1841: In his biography of Borne Heine he had also attacked Borne’s friend Jeanette Wohl and her husband consequently challenges him to a duel. He receives a flesh wound and never gets involved in duelling again. Before fighting he marries Crescence (whom he calls Mathilde) to protect her future in the event of his death.

1843: He meets his distant cousin Karl Marx in October after he and his wife Jenny von Westphalen visit Paris as the Prussian Government have suppressed Marx’s radical newspaper. Heine disliked communism which did not fit his ideal of a revolution of joy and artistic creation and he felt would be a destroyer of culture. Marx was an admirer of Heine and his early writings show his influence. Nevertheless, Heine publishes several poems, including “Die Schlesischen Weber”, in Marx’s new newspaper “Vorwärts” (Forwards). Heine writes “Atta Troll. Ein Sommernachtstraum” (Atta Troll, a Midsummer Night’s Dream), a comic spoof on radical pomposity and contemporary political verse (finally published 1847). At the end of the year on a visit to his family he writes the verse satire “Deutschland, Ein Wintermärchen” (Germany, a Winter’s Tale) attacking the conditions in Germany. 

1844: In July he visits Uncle Salomon with his wife in order to get money which is not forthcoming. His second volume of poems, “Neue Gedichte” (New Poems) including Deutschland, Ein Wintermärchen”, is published emphasising his shift to a more realistic style. Uncle Salomon dies later in the year and his allowance ends. Heine bitterly contests his will with his cousin Carl the inheritor of Salomon’s business. He publishes “Zeitgedichte” (“Contemporary Poems”) in the “Vorwärts” newspaper. The most popular of his political poems is “Die Schlesischen Weber” (The Silesian Weavers), based on the uprising in Peterswaldau. He continues writing for newspapers and is the first to reference Listomania in “Musikalische Berichte aus Paris”, the frenzy which surrounds the pianist and composer Franz Liszt. His attempts to gain money from Liszt and Meyerbeer for positive reviews come to nothing.
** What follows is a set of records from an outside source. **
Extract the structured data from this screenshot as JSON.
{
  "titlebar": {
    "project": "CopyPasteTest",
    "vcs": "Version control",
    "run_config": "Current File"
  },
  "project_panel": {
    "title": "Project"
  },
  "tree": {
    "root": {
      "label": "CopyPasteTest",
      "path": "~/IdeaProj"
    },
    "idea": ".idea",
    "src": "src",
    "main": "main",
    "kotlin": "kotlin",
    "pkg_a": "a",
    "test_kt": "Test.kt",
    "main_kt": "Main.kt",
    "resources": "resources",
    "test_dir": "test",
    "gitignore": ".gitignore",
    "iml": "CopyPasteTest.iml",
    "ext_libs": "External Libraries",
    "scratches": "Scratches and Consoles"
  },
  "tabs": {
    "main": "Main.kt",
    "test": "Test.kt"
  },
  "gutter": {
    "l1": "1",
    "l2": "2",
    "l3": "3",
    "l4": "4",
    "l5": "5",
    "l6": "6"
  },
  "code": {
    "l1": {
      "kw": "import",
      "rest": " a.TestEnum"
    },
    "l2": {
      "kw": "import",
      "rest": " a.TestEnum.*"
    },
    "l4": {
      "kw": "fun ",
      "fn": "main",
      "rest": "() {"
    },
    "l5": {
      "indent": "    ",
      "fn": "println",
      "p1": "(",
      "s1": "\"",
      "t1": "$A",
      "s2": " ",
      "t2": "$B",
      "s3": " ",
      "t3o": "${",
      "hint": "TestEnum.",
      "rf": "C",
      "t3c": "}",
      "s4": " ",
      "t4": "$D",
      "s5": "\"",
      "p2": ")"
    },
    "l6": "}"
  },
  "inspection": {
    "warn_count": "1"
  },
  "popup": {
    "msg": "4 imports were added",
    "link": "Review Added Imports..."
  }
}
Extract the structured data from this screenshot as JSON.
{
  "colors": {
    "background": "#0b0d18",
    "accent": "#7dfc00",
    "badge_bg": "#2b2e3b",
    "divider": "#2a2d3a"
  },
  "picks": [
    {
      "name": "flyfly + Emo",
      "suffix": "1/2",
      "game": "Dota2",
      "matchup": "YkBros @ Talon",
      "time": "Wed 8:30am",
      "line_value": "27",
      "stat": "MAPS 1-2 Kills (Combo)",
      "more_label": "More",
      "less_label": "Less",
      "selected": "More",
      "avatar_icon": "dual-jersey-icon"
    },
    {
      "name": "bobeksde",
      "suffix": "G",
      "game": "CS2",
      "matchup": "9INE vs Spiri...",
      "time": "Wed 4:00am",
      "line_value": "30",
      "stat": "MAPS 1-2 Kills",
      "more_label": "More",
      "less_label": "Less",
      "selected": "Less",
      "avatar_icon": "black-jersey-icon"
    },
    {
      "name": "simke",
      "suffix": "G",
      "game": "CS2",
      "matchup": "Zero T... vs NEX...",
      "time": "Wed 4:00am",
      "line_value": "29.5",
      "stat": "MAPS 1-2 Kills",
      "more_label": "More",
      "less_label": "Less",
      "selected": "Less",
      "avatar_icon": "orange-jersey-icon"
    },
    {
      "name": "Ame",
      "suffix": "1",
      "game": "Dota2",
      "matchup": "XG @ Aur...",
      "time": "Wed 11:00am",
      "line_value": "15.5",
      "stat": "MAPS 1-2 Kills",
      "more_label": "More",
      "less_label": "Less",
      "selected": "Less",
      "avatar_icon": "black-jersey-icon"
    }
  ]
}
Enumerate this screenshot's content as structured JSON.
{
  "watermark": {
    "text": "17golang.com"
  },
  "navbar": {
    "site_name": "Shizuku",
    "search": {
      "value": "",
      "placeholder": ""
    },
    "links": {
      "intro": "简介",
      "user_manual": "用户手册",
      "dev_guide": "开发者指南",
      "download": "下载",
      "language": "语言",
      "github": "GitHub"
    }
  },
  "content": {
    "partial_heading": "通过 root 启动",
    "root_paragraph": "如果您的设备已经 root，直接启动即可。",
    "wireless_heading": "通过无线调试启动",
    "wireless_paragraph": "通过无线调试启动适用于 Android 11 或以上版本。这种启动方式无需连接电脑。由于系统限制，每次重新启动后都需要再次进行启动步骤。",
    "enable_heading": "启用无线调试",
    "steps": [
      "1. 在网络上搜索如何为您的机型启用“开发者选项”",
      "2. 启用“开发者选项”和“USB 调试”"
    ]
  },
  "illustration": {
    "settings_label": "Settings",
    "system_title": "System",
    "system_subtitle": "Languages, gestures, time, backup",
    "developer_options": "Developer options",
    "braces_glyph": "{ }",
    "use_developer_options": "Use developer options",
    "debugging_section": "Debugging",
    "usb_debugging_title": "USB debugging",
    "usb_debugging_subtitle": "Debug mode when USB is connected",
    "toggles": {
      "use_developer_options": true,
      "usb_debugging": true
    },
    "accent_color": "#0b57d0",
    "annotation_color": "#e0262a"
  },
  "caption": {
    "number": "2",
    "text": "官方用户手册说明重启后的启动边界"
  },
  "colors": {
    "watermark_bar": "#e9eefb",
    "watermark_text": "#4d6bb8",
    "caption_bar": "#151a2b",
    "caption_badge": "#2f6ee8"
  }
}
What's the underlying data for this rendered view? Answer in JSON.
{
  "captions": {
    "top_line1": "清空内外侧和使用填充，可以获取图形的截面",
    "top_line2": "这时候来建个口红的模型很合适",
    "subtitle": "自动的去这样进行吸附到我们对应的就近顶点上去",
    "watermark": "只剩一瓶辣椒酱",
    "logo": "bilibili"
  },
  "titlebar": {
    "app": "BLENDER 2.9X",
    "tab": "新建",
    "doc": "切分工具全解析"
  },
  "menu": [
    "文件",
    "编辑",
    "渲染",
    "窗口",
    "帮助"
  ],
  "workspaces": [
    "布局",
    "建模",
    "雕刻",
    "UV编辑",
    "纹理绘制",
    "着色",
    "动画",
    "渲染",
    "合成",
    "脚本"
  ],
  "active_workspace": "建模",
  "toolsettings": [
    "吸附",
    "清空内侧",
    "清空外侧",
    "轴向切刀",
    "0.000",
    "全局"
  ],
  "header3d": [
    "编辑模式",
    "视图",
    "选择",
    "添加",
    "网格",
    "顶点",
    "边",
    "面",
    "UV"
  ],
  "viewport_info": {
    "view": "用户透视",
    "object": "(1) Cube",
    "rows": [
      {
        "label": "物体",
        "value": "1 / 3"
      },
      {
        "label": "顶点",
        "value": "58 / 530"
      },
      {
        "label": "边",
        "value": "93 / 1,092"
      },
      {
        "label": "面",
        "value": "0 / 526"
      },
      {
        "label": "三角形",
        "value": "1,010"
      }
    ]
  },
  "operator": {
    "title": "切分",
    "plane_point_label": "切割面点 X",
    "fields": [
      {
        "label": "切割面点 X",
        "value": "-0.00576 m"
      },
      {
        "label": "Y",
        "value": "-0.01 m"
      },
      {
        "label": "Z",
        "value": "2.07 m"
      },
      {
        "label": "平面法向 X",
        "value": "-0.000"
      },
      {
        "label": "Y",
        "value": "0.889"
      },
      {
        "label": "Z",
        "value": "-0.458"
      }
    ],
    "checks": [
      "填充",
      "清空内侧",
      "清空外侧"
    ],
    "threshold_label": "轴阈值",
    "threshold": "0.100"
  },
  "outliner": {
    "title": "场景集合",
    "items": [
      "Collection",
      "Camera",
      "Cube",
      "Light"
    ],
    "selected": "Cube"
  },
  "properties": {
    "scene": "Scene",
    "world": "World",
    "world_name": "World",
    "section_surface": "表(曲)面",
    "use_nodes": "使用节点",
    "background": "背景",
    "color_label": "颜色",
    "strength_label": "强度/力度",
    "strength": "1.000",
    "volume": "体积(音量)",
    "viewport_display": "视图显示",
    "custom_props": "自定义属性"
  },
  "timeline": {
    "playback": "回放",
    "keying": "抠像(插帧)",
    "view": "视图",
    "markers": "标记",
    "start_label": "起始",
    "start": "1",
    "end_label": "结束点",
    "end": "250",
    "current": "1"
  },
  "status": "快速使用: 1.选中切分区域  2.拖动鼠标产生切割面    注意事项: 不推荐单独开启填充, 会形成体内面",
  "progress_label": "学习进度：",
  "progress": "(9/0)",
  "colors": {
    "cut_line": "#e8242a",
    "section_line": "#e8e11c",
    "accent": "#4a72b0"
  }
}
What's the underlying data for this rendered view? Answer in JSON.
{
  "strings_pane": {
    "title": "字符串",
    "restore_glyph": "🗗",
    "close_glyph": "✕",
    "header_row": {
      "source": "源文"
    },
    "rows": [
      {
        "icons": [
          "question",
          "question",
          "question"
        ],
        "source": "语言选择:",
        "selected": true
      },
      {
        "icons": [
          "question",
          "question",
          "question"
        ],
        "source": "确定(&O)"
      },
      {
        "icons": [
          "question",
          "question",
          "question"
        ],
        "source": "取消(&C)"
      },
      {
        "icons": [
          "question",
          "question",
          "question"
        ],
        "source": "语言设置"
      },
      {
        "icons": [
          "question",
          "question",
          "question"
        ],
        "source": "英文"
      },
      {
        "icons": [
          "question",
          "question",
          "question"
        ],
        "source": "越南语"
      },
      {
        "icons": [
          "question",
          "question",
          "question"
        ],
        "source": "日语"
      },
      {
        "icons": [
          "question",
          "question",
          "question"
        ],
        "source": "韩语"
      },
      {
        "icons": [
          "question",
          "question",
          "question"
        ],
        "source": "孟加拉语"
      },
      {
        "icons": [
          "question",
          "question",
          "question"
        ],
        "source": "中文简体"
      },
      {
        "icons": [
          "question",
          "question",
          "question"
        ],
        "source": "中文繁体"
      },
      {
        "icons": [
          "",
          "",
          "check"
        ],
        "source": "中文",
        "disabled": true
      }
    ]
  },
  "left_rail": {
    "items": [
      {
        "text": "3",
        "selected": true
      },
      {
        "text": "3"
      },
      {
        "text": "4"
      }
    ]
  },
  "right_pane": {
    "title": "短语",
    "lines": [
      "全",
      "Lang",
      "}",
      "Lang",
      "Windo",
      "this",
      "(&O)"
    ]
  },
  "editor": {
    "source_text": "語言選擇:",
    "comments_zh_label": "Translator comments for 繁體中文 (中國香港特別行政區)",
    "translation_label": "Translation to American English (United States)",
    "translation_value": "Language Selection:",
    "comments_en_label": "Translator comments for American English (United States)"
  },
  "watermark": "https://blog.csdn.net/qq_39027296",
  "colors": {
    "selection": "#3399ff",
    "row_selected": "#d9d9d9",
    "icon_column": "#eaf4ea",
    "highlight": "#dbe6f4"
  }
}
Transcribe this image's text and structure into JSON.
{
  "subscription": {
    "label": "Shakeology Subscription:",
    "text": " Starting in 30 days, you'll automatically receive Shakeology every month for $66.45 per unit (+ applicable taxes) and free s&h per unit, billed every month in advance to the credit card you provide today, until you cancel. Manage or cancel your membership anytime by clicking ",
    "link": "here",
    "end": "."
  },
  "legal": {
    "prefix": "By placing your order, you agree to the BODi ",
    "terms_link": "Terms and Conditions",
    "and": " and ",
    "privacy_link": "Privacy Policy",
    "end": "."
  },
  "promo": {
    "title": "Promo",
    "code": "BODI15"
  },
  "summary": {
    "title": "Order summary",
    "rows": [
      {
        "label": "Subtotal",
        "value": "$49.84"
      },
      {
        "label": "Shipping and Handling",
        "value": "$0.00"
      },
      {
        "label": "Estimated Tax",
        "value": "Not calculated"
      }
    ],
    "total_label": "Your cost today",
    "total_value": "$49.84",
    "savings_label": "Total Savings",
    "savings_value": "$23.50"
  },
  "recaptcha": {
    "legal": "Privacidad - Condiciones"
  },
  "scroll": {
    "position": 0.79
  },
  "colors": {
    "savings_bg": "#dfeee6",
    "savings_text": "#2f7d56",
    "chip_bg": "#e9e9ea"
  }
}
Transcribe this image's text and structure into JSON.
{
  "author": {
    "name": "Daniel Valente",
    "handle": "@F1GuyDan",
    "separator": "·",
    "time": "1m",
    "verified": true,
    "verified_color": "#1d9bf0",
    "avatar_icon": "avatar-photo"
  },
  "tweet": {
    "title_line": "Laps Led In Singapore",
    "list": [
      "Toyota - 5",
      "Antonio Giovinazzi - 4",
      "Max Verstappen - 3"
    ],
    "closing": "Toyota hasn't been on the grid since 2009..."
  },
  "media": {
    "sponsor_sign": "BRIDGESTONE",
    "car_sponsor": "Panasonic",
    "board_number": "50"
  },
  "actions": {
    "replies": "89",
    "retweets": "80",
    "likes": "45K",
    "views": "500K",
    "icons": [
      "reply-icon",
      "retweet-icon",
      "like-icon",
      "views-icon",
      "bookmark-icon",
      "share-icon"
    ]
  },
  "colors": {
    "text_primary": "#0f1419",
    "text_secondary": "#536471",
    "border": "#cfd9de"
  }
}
1845: Angry at the publication of “Vorwärts” the Prussian government pressurise France to deport Marx and he goes to Belgium in January. Heine himself could not be deported as he has French residency as he was born under French occupation.

1848: His health begins to deteriorate which was thought at the time to be due to venereal disease. From the Spring onwards he spends most of his time in bed and is partially blind. (modern science has confirmed that he suffered from lead poisoning).

1851: His third volume of poems, “Romanzero” is published. Many of the poems are about the bleakness of the human condition.

1854: A final collection, “Gedichte 1853 und 1854” (Poems 1853 and 1854) is published and he continues to work from his bed writing for newspapersHe is visited regularly by the young writer Camille Selden.

Heinrich Heine died on 17th February 1856 in Paris, France and was buried in the Cimetiere de Montmartre, Paris

Further Information

List of books by Heine.